Unless your dog is eating fish on a regular basis, chances are he's not getting enough omega 3s.
These essential fatty acids are needed to keep your dog healthy and feeling and acting young, so a lack of them can cause havoc in your pet's quality of life.
To learn more about Omega 3s and your dog, we talked to Dr. Bo Martinsen, MD, a leading omega-3 specialist and an avid proponent of eating natural foods. Martinsen is also the creator of several medical food products that combine dose-effective ingredients of omega-3 fish oil and soluble fibers.
Main Benefits of Using Omega-3 Supplements
Animals benefit from omega-3 supplements in the same ways that humans do, according to Martinsen. “The omega-3 molecules are an important part of the cell membrane and are also important for balancing the body's immune response,” Martinsen explains.
According to Mortinsen, most pets, just like people, don't get enough omega-3 because of the abundant use of refined feeds that are rich in the inflammation-promoting omega-6 molecules. “When you add omega-3 back into the diet, you help restore the necessary balance of the omega-3 and omega-6 families,” Martinsen says.
While omega-3 supplements are great for any dog, Martinsen says the beneficial changes will be most evident in older dogs that have arthritis and in dogs with coat and skin issues.
Signs and Symptoms of an Omega-3 Deficiency
Symptoms of an omega-3 deficiency are very much the same in humans and pets, according to Martinsen. “Low energy, chronic inflammation symptoms, poor coat and skin quality, aggressive or agitated behavior are all common,” Martinsen says.
In addition, dogs that don't get enough omega 3s are more likely to develop heart problems, including increased cholesterol levels, pain and inflammation related to arthritis, and immune system issues. On the other hand, pets who consume omega 3 supplements are less likely to suffer from bowel conditions—including inflammatory bowel disease and ulcerative colitis—and dermatitis.
What Should You Look For When Buying Omega-3s For Your Pet?
Most respectable omega-3 companies should be following regulations for removing contaminants in fish oil products (the most common and best form of omega 3 supplements), so that is typically not a big concern, according to Martinsen. A common problem, however, is that numerous omega-3 products geared towards pets are made from flaxseed. “Or the products mix of a little bit of fish oil in with lots of flaxseed and other filler ingredients,” Martinsen adds.

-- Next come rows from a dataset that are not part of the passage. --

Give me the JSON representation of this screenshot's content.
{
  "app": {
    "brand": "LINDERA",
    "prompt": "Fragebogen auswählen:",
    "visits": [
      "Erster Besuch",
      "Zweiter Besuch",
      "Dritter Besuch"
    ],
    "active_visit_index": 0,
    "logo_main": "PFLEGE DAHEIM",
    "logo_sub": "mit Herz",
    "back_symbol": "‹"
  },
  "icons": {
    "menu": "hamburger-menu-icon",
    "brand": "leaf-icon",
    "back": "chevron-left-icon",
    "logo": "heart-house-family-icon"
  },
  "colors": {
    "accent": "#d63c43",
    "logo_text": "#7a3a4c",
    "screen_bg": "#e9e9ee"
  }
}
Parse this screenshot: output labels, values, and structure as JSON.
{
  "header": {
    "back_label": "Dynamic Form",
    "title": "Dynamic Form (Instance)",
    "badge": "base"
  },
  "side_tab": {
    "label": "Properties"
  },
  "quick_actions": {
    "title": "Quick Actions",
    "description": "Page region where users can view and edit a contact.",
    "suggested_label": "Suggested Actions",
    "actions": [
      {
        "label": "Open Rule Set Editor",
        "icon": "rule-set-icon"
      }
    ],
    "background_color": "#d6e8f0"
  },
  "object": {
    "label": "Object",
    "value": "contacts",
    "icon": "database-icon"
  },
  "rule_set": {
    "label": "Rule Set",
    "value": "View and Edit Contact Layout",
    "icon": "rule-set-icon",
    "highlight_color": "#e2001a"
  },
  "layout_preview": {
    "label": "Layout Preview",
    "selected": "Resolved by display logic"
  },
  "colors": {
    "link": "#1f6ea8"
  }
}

So how do you determine the quality and effectiveness of the source? “Look at the supplement facts and look for the amount of EPA and DHA omega-3 listed,” says Martinsen. “The EPA and DHA omega-3s are the main workhorses of the omega-3 family and most important for helping reduce inflammation and providing cognitive benefits.” According to Martinsen, these numbers should be specified, and there should be several hundred mg listed per serving size, particularly for larger dogs. “If there is no EPA or DHA listed on the supplement facts, then choose another product,” he adds.
Deciding How Much to Give

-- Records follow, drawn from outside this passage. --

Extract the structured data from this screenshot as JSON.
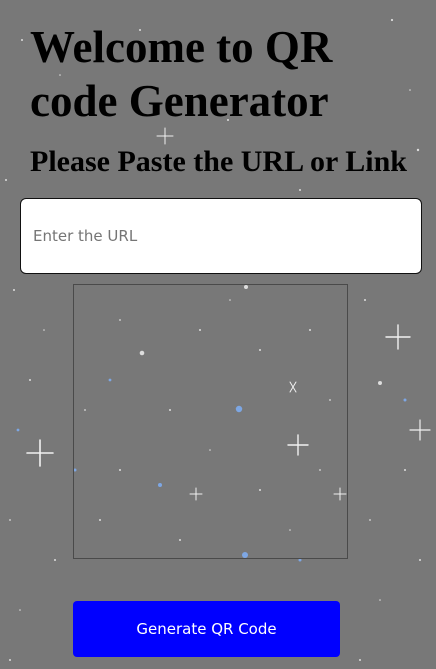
{
  "header": {
    "title": "Welcome to QR code Generator",
    "subtitle": "Please Paste the URL or Link"
  },
  "form": {
    "url_placeholder": "Enter the URL",
    "url_value": "",
    "generate_label": "Generate QR Code"
  },
  "colors": {
    "background": "#787878",
    "button": "#0000ff",
    "button_text": "#ffffff"
  }
}
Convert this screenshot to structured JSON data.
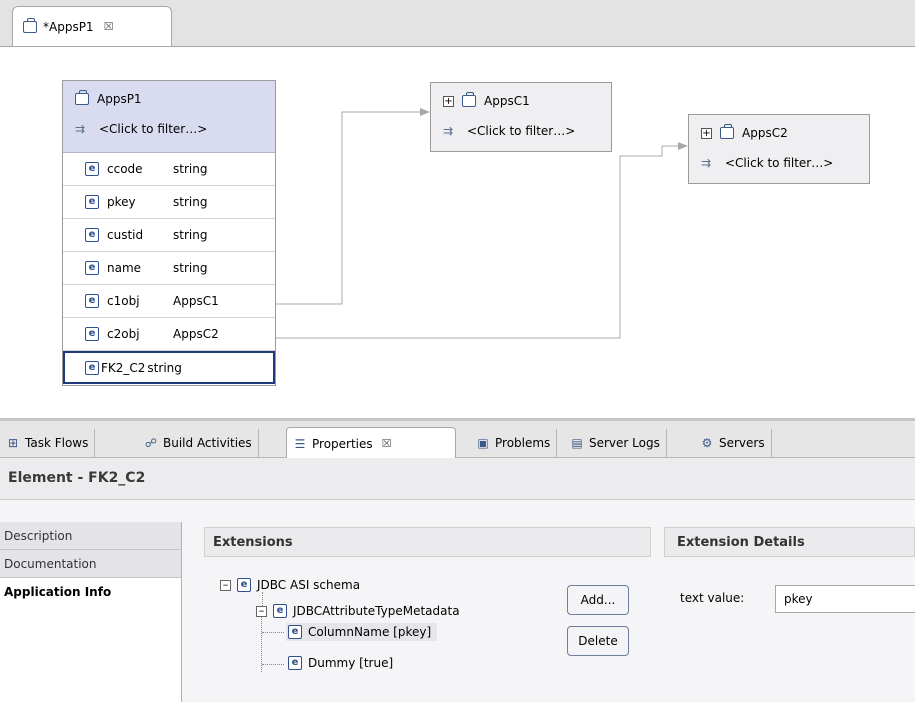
{
  "editor": {
    "tab_label": "*AppsP1",
    "tab_close": "☒",
    "nodes": {
      "main": {
        "title": "AppsP1",
        "filter": "<Click to filter…>",
        "attributes": [
          {
            "name": "ccode",
            "type": "string"
          },
          {
            "name": "pkey",
            "type": "string"
          },
          {
            "name": "custid",
            "type": "string"
          },
          {
            "name": "name",
            "type": "string"
          },
          {
            "name": "c1obj",
            "type": "AppsC1"
          },
          {
            "name": "c2obj",
            "type": "AppsC2"
          },
          {
            "name": "FK2_C2",
            "type": "string"
          }
        ]
      },
      "c1": {
        "title": "AppsC1",
        "filter": "<Click to filter…>"
      },
      "c2": {
        "title": "AppsC2",
        "filter": "<Click to filter…>"
      }
    }
  },
  "views": {
    "tabs": [
      {
        "label": "Task Flows",
        "icon": "task-flows-icon"
      },
      {
        "label": "Build Activities",
        "icon": "build-activities-icon"
      },
      {
        "label": "Properties",
        "icon": "properties-icon",
        "active": true,
        "close": "☒"
      },
      {
        "label": "Problems",
        "icon": "problems-icon"
      },
      {
        "label": "Server Logs",
        "icon": "server-logs-icon"
      },
      {
        "label": "Servers",
        "icon": "servers-icon"
      }
    ]
  },
  "properties": {
    "title": "Element - FK2_C2",
    "side_tabs": [
      "Description",
      "Documentation",
      "Application Info"
    ],
    "extensions_header": "Extensions",
    "extension_details_header": "Extension Details",
    "tree": [
      {
        "label": "JDBC ASI schema"
      },
      {
        "label": "JDBCAttributeTypeMetadata"
      },
      {
        "label": "ColumnName [pkey]"
      },
      {
        "label": "Dummy [true]"
      }
    ],
    "add_label": "Add...",
    "delete_label": "Delete",
    "text_value_label": "text value:",
    "text_value": "pkey"
  }
}
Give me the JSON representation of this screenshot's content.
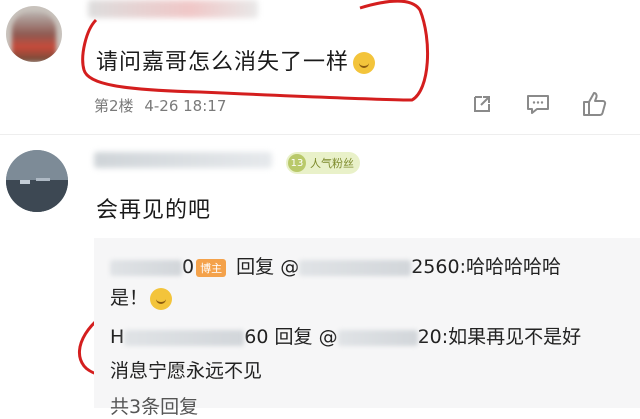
{
  "comments": [
    {
      "text": "请问嘉哥怎么消失了一样",
      "floor": "第2楼",
      "datetime": "4-26 18:17"
    },
    {
      "fan_level": "13",
      "fan_badge": "人气粉丝",
      "text": "会再见的吧",
      "replies": [
        {
          "name_suffix": "0",
          "role_tag": "博主",
          "verb": "回复",
          "at_prefix": "@",
          "at_suffix": "2560",
          "content": ":哈哈哈哈哈",
          "content_wrap": "是！"
        },
        {
          "name_prefix": "H",
          "name_suffix": "60",
          "verb": "回复",
          "at_prefix": "@",
          "at_suffix": "20",
          "content": ":如果再见不是好",
          "content_wrap": "消息宁愿永远不见"
        }
      ],
      "more_replies": "共3条回复"
    }
  ],
  "annotation_color": "#d41e1e"
}
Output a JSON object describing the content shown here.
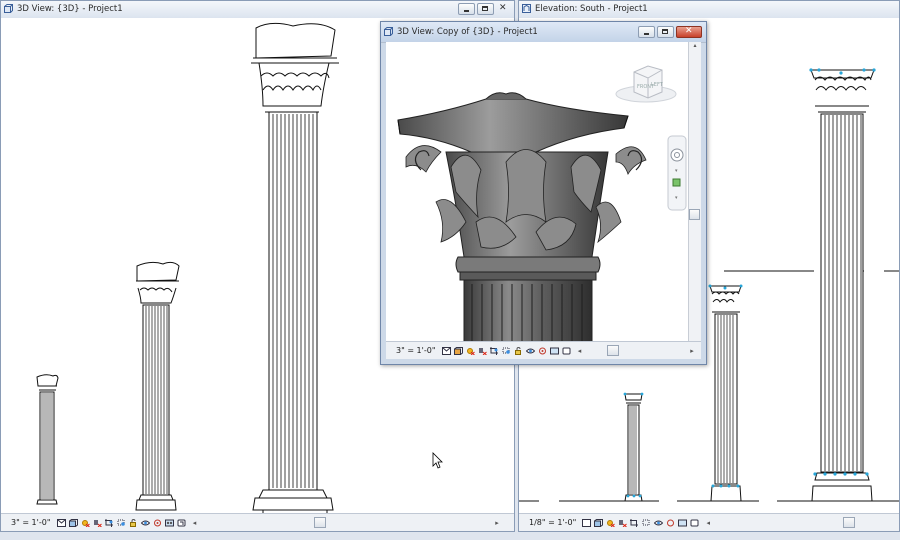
{
  "windows": {
    "left": {
      "title": "3D View: {3D} - Project1",
      "scale": "3\" = 1'-0\""
    },
    "right": {
      "title": "Elevation: South - Project1",
      "scale": "1/8\" = 1'-0\""
    },
    "floating": {
      "title": "3D View: Copy of {3D} - Project1",
      "scale": "3\" = 1'-0\"",
      "viewcube_front": "FRONT",
      "viewcube_left": "LEFT"
    }
  },
  "view_control_icons": [
    "detail-level-icon",
    "visual-style-icon",
    "sun-path-icon",
    "shadows-icon",
    "crop-view-icon",
    "show-crop-icon",
    "unlock-3d-icon",
    "temporary-hide-icon",
    "reveal-hidden-icon",
    "analysis-display-icon",
    "render-icon"
  ],
  "colors": {
    "selection_cyan": "#27a6d9",
    "title_gradient_top": "#f4f7fb",
    "close_red": "#c8412a"
  }
}
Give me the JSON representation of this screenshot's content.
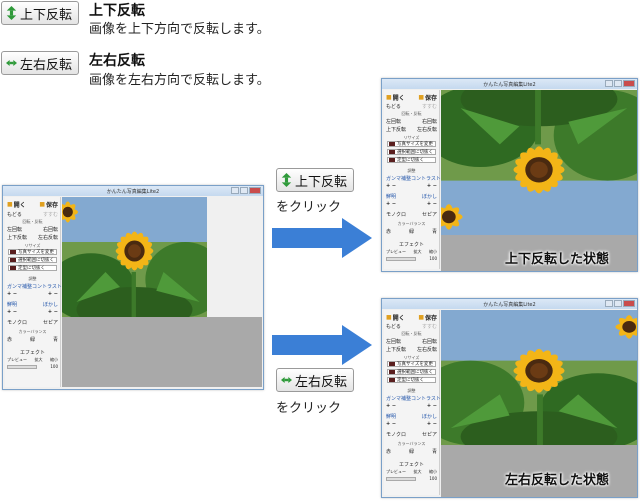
{
  "flip_vertical": {
    "button_label": "上下反転",
    "title": "上下反転",
    "description": "画像を上下方向で反転します。",
    "click_caption": "をクリック",
    "result_label": "上下反転した状態"
  },
  "flip_horizontal": {
    "button_label": "左右反転",
    "title": "左右反転",
    "description": "画像を左右方向で反転します。",
    "click_caption": "をクリック",
    "result_label": "左右反転した状態"
  },
  "window": {
    "title": "かんたん写真編集Lite2",
    "open": "開く",
    "save": "保存",
    "undo": "もどる",
    "redo": "すすむ",
    "rotate_section": "回転・反転",
    "rotate_left": "左回転",
    "rotate_right": "右回転",
    "flip_v": "上下反転",
    "flip_h": "左右反転",
    "resize_section": "リサイズ",
    "resize_photo": "写真サイズを変更",
    "crop_selection": "選択範囲に切抜く",
    "crop_fixed": "定型に切抜く",
    "adjust_section": "調整",
    "gamma": "ガンマ補整",
    "contrast": "コントラスト",
    "sharpen": "鮮明",
    "blur": "ぼかし",
    "mono": "モノクロ",
    "sepia": "セピア",
    "color_section": "カラーバランス",
    "red": "赤",
    "green": "緑",
    "blue": "青",
    "effect": "エフェクト",
    "preview": "プレビュー",
    "zoom_in": "拡大",
    "zoom_out": "縮小",
    "zoom_value": "100"
  },
  "colors": {
    "arrow": "#3b7fd6",
    "icon_green": "#2f9a3a",
    "sky": "#7a9cc4",
    "leaf": "#3e7a2e",
    "petal": "#f3b517",
    "center": "#4a2a10"
  }
}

Because there are no official dosages recommended, deciding how much fish oil to give to your pet can be confusing. “The correct omega-3 dose depends on the size and condition of your pet,” Martinsen says. “For instance, a large 50-80 lb. dog would need between 1/2 to 1 teaspoon of a fish oil per day, while a small dog would need between 1/4 to 1/3 teaspoon of fish oil.”

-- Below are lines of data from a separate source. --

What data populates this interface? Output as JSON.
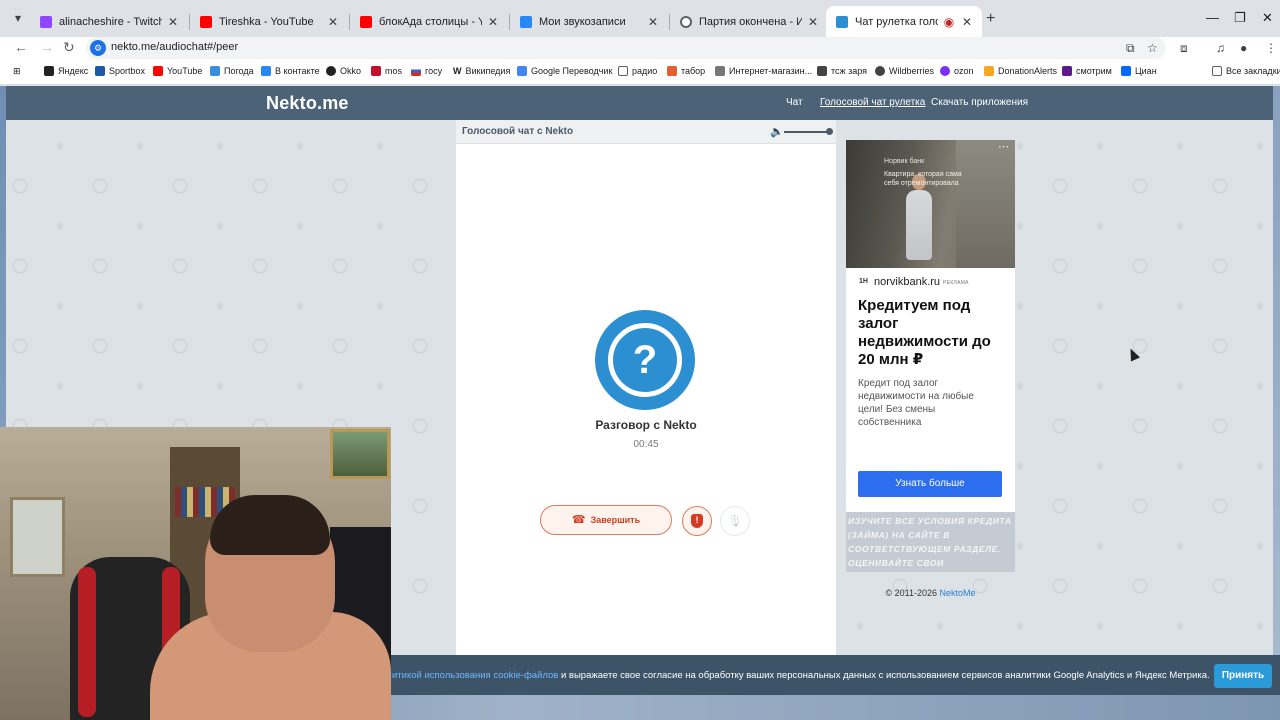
{
  "browser": {
    "tabs": [
      {
        "title": "alinacheshire - Twitch",
        "color": "#9146ff"
      },
      {
        "title": "Tireshka - YouTube",
        "color": "#ff0000"
      },
      {
        "title": "блокАда столицы - YouTube",
        "color": "#ff0000"
      },
      {
        "title": "Мои звукозаписи",
        "color": "#2787f5"
      },
      {
        "title": "Партия окончена - Игра iguan",
        "color": "#5f6368"
      },
      {
        "title": "Чат рулетка голосовая — Н",
        "color": "#2c8fd1",
        "active": true
      }
    ],
    "url": "nekto.me/audiochat#/peer",
    "bookmarks": [
      {
        "label": "Яндекс",
        "color": "#222"
      },
      {
        "label": "Sportbox",
        "color": "#1c5aa8"
      },
      {
        "label": "YouTube",
        "color": "#ff0000"
      },
      {
        "label": "Погода",
        "color": "#3b8de0"
      },
      {
        "label": "В контакте",
        "color": "#2787f5"
      },
      {
        "label": "Okko",
        "color": "#222"
      },
      {
        "label": "mos",
        "color": "#c8102e"
      },
      {
        "label": "госу",
        "color": "#3366cc"
      },
      {
        "label": "Википедия",
        "color": "#555"
      },
      {
        "label": "Google Переводчик",
        "color": "#4285f4"
      },
      {
        "label": "радио",
        "color": "#666"
      },
      {
        "label": "табор",
        "color": "#e06030"
      },
      {
        "label": "Интернет-магазин...",
        "color": "#777"
      },
      {
        "label": "тсж заря",
        "color": "#444"
      },
      {
        "label": "Wildberries",
        "color": "#444"
      },
      {
        "label": "ozon",
        "color": "#7b2ff7"
      },
      {
        "label": "DonationAlerts",
        "color": "#f5a623"
      },
      {
        "label": "смотрим",
        "color": "#5a1a8a"
      },
      {
        "label": "Циан",
        "color": "#0468ff"
      }
    ],
    "all_bookmarks": "Все закладки"
  },
  "site": {
    "logo": "Nekto.me",
    "nav": [
      "Чат",
      "Голосовой чат рулетка",
      "Скачать приложения"
    ],
    "card_title": "Голосовой чат с Nekto",
    "volume_level": 1.0,
    "peer_name": "Разговор с Nekto",
    "timer": "00:45",
    "end_label": "Завершить",
    "copyright_text": "© 2011-2026",
    "copyright_link": "NektoMe"
  },
  "ad": {
    "brand_top": "Норвик банк",
    "tagline": "Квартира, которая сама себя отремонтировала",
    "domain_icon": "1H",
    "domain": "norvikbank.ru",
    "label": "РЕКЛАМА",
    "headline": "Кредитуем под залог недвижимости до 20 млн ₽",
    "description": "Кредит под залог недвижимости на любые цели! Без смены собственника",
    "button": "Узнать больше",
    "disclaimer": "Изучите все условия кредита (займа) на сайте в соответствующем разделе. Оценивайте свои финансовые возможности и риски"
  },
  "cookie": {
    "link_text": "итикой использования cookie-файлов",
    "text": " и выражаете свое согласие на обработку ваших персональных данных с использованием сервисов аналитики Google Analytics и Яндекс Метрика.",
    "accept": "Принять"
  }
}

As a pet owner, you can get a good idea of the correct dose by looking at your pet's stools. “If you notice the feces become very soft, you can reduce the dosage,” Martinsen says. “If you don't notice much of a benefit in terms of joint stiffness or coat improvements within 8 weeks, then you can increase the dose slightly.”
Diana Bocco is a full-time writer and avid adventurer. She's gone hiking in Siberia, snorkeling in Thailand, and canoeing in the Mekong River. She also loves caves and has been known to get lost in one or five around the world. Diana's work has been published in the Discovery Channel website, Yahoo!, Popular Mechanics, and more. You can read more of her work on her website at www.dianabocco.com